The cuts could be made over the next two fiscal years, ending in March 2014, though the timing hasn't been settled, the people said. The potential cuts were the first details to emerge of Hirai's restructuring plan since he succeeded Howard Stringer as CEO this month. The plan is expected to be announced at a corporate strategy meeting on Thursday.
Hirai is focusing on turning around an electronics business that has had four straight years of losses. The operation once was responsible for Sony's reputation for innovative products, but in recent years it has failed to match the success of Apple Inc. and Samsung Electronics Co. and has suffered from a strong yen and brutal price competition.
For two months, Hirai has been searching with deputies for ways to streamline the company without wrecking product pipelines that could deliver innovations, the people said.

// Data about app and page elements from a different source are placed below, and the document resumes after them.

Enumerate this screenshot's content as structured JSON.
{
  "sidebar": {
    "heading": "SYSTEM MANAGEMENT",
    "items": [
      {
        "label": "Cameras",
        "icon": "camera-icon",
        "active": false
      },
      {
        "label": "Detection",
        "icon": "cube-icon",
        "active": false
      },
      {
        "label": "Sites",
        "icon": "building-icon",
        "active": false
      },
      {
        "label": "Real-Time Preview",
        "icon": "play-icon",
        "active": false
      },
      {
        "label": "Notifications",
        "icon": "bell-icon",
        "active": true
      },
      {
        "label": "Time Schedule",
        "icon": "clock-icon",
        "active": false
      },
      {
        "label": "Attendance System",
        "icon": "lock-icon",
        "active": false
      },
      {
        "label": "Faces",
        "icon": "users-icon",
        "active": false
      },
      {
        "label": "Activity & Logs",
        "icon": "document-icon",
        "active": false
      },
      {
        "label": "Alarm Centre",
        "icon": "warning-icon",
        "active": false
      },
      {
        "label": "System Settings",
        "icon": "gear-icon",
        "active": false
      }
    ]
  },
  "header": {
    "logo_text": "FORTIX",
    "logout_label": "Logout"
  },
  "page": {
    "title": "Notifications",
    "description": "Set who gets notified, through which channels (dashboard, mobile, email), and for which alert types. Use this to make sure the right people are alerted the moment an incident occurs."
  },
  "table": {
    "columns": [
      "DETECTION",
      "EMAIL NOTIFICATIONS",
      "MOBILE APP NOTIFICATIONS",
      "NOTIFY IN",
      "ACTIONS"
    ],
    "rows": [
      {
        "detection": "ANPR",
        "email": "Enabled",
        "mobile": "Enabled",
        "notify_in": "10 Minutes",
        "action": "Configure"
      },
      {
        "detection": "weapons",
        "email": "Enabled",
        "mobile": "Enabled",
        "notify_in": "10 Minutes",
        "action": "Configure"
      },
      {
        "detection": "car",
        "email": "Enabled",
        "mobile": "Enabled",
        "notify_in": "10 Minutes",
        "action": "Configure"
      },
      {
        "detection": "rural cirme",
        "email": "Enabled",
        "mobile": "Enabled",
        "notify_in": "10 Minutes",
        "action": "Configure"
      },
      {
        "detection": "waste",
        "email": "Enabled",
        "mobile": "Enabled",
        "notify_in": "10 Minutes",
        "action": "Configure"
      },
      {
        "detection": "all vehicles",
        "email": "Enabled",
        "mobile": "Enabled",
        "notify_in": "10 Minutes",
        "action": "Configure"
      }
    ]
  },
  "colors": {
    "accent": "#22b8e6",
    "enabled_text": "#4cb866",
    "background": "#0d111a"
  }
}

A large part of the payroll reduction would come from selling or spinning off businesses that aren't core to the company, the people said. Sony has said that the disposal of two businesses that already have been announced could cut as many as 5,000 jobs. Sony last month said it reached a deal to sell its chemical-products business to the Development Bank of Japan. Sony also split off its unit that makes small and midsize liquid crystal displays to Japan Display Inc., a new government-backed venture of Sony, Toshiba Corp. and Hitachi Ltd.
Further cuts are expected in the television-set division, where Sony is forecast to lose money for an eighth straight year, the people said. Last year Hirai, then in charge of Sony's TV-set business, scrapped a goal of selling 40 million sets a year. Instead, he decided to target annual sales of 20 million units and adjust the size of Sony's TV-sales operations, the people said.
The restructuring will be the company's second major overhaul in four years. In late 2008, during the global financial crisis, Stringer axed 16,000 jobs and closed factories. As of March 2011, Sony had 168,200 employees world-wide.
Messrs. Stringer and Hirai and five other executive officers are expected to forgo their bonuses for the fiscal year that ended in March, the people said.
Sony's plan to reduce its work force was first reported by Japan's Nikkei newspaper on Monday.
In a sign of the importance of the TV-set operations, Sony last month unveiled a organizational chart that eliminated a layer of management between the head of the TV business and the CEO so Hirai could oversee the division directly.
Last week, Hirai pledged to spread cutting-edge technologies from its professional products to more mass-market products. One example was Sony's 4K technology, a display and imaging method for presenting moving images four times sharper than existing high-definition video.
Write to Daisuke Wakabayashi at Daisuke.Wakabayashi@wsj.com